Greaney is also known for his Gray Man series of novels. These novels feature a disavowed CIA Agent who has become the best assassin for hire in the world, but one that holds to a moral code that prohibits him from killing “innocents” or good guys. You could hire him to kill your drug dealing rival, but not your ex-wife (unless she was a drug-dealing rival). As the novels progress, Court Gentry (the Gray Man) works out his differences with the CIA, but continues to hew to his own moral code even when it interferes with his agency missions. This usually means he is in a position where he is opposed by all of the competing parties in the novels, most of whom want him dead. Fortunately, the skill set and tenacity of the Gray Man allows him to walk–or at least limp–away at the end.


There will never be another Tom Clancy.

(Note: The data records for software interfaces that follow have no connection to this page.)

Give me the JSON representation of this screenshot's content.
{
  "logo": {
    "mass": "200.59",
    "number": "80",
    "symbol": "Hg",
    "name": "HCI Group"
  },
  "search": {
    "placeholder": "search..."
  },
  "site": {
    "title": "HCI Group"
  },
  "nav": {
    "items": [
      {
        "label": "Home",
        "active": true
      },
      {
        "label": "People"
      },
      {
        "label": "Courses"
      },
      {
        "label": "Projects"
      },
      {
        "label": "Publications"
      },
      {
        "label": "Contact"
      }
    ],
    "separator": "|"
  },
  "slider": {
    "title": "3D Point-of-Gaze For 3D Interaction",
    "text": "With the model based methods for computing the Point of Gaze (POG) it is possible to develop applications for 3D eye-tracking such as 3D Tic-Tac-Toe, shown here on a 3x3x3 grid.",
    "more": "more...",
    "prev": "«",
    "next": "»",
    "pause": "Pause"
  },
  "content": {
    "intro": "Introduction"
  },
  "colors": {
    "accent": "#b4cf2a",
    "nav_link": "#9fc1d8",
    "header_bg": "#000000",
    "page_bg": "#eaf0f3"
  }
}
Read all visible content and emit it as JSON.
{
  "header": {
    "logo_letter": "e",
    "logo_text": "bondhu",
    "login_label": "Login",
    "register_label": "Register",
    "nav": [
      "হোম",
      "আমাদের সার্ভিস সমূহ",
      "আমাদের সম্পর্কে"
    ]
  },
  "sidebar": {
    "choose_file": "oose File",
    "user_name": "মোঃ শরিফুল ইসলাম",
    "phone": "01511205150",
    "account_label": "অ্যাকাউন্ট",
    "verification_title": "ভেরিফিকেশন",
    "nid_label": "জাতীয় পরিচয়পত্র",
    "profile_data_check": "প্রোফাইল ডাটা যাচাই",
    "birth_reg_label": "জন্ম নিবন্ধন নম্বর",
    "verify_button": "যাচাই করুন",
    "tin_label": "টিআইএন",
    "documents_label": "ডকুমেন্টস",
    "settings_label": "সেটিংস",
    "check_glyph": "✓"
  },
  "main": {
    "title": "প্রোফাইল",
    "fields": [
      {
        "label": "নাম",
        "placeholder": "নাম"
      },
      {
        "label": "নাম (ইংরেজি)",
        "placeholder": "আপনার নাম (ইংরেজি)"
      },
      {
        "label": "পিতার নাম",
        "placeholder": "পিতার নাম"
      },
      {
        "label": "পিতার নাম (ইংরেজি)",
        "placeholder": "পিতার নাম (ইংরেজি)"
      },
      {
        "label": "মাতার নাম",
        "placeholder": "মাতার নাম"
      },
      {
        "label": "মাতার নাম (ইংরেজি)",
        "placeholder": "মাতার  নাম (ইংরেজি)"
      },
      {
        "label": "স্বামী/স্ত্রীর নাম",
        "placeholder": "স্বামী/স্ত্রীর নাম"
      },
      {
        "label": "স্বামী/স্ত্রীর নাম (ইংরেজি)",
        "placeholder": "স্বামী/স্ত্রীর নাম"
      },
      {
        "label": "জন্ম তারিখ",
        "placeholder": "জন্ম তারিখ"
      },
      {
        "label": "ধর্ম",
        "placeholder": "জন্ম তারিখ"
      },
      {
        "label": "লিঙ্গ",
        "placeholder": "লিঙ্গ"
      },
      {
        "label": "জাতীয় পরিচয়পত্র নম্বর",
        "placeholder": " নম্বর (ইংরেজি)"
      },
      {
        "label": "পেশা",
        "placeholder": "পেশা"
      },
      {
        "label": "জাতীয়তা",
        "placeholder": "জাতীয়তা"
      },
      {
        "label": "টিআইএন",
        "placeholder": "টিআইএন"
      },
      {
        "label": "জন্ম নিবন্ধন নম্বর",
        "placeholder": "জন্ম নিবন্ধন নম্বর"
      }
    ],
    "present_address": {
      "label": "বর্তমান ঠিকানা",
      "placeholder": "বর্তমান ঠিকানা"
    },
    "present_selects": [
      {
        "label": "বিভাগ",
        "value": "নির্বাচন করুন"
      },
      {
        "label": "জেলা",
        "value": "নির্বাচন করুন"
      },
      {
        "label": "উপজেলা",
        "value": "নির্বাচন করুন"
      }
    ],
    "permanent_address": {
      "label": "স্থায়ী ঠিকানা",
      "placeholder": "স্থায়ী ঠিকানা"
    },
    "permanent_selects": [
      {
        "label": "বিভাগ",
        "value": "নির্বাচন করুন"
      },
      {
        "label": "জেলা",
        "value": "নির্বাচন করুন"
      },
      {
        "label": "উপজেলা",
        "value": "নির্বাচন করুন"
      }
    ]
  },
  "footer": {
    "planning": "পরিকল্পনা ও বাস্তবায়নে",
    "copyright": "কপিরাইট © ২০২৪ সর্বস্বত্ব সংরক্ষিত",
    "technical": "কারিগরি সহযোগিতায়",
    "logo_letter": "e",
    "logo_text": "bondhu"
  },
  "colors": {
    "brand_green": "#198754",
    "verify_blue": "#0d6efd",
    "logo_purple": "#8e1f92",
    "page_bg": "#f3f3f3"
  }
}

But in the world of high energy, world traveling, politically intriguing, death-dealing heroes, Mark Greaney fills the void.